Would you please return all of the entries below exactly as shown?

Segment Open

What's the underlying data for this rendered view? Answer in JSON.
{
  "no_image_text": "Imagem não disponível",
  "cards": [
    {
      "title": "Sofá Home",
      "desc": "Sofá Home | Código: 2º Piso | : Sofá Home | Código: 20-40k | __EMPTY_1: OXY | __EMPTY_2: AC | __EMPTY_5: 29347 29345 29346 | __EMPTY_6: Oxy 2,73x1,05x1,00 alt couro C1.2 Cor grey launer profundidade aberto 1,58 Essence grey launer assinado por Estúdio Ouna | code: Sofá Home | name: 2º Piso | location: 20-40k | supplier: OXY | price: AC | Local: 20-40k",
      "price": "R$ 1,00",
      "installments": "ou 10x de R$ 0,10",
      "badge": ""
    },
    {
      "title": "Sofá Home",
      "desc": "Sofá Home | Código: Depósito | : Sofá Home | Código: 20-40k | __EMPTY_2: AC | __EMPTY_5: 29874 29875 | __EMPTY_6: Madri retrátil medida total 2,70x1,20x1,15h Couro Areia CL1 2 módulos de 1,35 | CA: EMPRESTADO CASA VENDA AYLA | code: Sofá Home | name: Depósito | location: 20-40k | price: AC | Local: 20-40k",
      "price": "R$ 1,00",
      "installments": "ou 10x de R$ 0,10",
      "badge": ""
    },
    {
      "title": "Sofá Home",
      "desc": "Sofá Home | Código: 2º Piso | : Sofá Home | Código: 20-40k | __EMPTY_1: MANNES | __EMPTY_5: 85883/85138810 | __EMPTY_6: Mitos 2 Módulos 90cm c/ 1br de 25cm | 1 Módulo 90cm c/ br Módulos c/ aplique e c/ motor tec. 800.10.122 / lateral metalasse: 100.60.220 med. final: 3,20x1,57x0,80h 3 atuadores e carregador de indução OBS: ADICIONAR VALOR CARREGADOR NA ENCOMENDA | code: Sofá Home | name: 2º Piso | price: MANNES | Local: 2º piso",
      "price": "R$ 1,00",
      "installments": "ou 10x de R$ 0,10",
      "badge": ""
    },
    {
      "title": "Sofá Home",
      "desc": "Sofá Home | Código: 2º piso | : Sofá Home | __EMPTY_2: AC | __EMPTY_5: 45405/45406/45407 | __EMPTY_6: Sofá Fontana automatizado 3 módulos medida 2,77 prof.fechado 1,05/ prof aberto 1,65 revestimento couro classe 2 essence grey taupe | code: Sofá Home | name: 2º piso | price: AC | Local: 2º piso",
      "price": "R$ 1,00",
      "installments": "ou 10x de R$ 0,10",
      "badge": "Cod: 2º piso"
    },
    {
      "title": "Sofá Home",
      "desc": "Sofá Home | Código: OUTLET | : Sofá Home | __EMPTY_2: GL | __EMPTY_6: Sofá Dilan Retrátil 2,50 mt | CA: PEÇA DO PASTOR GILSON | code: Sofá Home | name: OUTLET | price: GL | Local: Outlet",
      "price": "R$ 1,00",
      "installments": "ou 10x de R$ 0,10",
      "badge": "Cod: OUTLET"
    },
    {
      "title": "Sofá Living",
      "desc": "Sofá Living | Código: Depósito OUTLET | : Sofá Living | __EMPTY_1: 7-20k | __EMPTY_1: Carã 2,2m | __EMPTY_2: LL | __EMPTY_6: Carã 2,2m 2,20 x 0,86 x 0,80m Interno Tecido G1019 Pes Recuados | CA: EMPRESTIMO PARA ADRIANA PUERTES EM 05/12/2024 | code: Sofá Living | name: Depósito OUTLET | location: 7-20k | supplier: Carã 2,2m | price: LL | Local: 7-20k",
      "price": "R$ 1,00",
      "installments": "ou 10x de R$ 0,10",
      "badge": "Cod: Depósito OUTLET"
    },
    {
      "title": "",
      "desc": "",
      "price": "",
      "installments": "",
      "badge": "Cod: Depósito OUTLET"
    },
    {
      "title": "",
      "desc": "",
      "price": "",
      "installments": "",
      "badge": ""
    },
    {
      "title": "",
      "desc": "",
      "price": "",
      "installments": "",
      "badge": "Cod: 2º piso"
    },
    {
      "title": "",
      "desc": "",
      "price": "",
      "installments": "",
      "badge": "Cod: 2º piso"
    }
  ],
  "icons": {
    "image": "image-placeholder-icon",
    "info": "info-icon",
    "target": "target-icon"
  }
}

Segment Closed

#### [Exercise answer]
What's the underlying data for this rendered view? Answer in JSON.
{
  "no_image_text": "Imagem não disponível",
  "cards": [
    {
      "title": "Sofá Home",
      "desc": "Sofá Home | Código: 2º Piso | : Sofá Home | Código: 20-40k | __EMPTY_1: OXY | __EMPTY_2: AC | __EMPTY_5: 29347 29345 29346 | __EMPTY_6: Oxy 2,73x1,05x1,00 alt couro C1.2 Cor grey launer profundidade aberto 1,58 Essence grey launer assinado por Estúdio Ouna | code: Sofá Home | name: 2º Piso | location: 20-40k | supplier: OXY | price: AC | Local: 20-40k",
      "price": "R$ 1,00",
      "installments": "ou 10x de R$ 0,10",
      "badge": ""
    },
    {
      "title": "Sofá Home",
      "desc": "Sofá Home | Código: Depósito | : Sofá Home | Código: 20-40k | __EMPTY_2: AC | __EMPTY_5: 29874 29875 | __EMPTY_6: Madri retrátil medida total 2,70x1,20x1,15h Couro Areia CL1 2 módulos de 1,35 | CA: EMPRESTADO CASA VENDA AYLA | code: Sofá Home | name: Depósito | location: 20-40k | price: AC | Local: 20-40k",
      "price": "R$ 1,00",
      "installments": "ou 10x de R$ 0,10",
      "badge": ""
    },
    {
      "title": "Sofá Home",
      "desc": "Sofá Home | Código: 2º Piso | : Sofá Home | Código: 20-40k | __EMPTY_1: MANNES | __EMPTY_5: 85883/85138810 | __EMPTY_6: Mitos 2 Módulos 90cm c/ 1br de 25cm | 1 Módulo 90cm c/ br Módulos c/ aplique e c/ motor tec. 800.10.122 / lateral metalasse: 100.60.220 med. final: 3,20x1,57x0,80h 3 atuadores e carregador de indução OBS: ADICIONAR VALOR CARREGADOR NA ENCOMENDA | code: Sofá Home | name: 2º Piso | price: MANNES | Local: 2º piso",
      "price": "R$ 1,00",
      "installments": "ou 10x de R$ 0,10",
      "badge": ""
    },
    {
      "title": "Sofá Home",
      "desc": "Sofá Home | Código: 2º piso | : Sofá Home | __EMPTY_2: AC | __EMPTY_5: 45405/45406/45407 | __EMPTY_6: Sofá Fontana automatizado 3 módulos medida 2,77 prof.fechado 1,05/ prof aberto 1,65 revestimento couro classe 2 essence grey taupe | code: Sofá Home | name: 2º piso | price: AC | Local: 2º piso",
      "price": "R$ 1,00",
      "installments": "ou 10x de R$ 0,10",
      "badge": "Cod: 2º piso"
    },
    {
      "title": "Sofá Home",
      "desc": "Sofá Home | Código: OUTLET | : Sofá Home | __EMPTY_2: GL | __EMPTY_6: Sofá Dilan Retrátil 2,50 mt | CA: PEÇA DO PASTOR GILSON | code: Sofá Home | name: OUTLET | price: GL | Local: Outlet",
      "price": "R$ 1,00",
      "installments": "ou 10x de R$ 0,10",
      "badge": "Cod: OUTLET"
    },
    {
      "title": "Sofá Living",
      "desc": "Sofá Living | Código: Depósito OUTLET | : Sofá Living | __EMPTY_1: 7-20k | __EMPTY_1: Carã 2,2m | __EMPTY_2: LL | __EMPTY_6: Carã 2,2m 2,20 x 0,86 x 0,80m Interno Tecido G1019 Pes Recuados | CA: EMPRESTIMO PARA ADRIANA PUERTES EM 05/12/2024 | code: Sofá Living | name: Depósito OUTLET | location: 7-20k | supplier: Carã 2,2m | price: LL | Local: 7-20k",
      "price": "R$ 1,00",
      "installments": "ou 10x de R$ 0,10",
      "badge": "Cod: Depósito OUTLET"
    },
    {
      "title": "",
      "desc": "",
      "price": "",
      "installments": "",
      "badge": "Cod: Depósito OUTLET"
    },
    {
      "title": "",
      "desc": "",
      "price": "",
      "installments": "",
      "badge": ""
    },
    {
      "title": "",
      "desc": "",
      "price": "",
      "installments": "",
      "badge": "Cod: 2º piso"
    },
    {
      "title": "",
      "desc": "",
      "price": "",
      "installments": "",
      "badge": "Cod: 2º piso"
    }
  ],
  "icons": {
    "image": "image-placeholder-icon",
    "info": "info-icon",
    "target": "target-icon"
  }
}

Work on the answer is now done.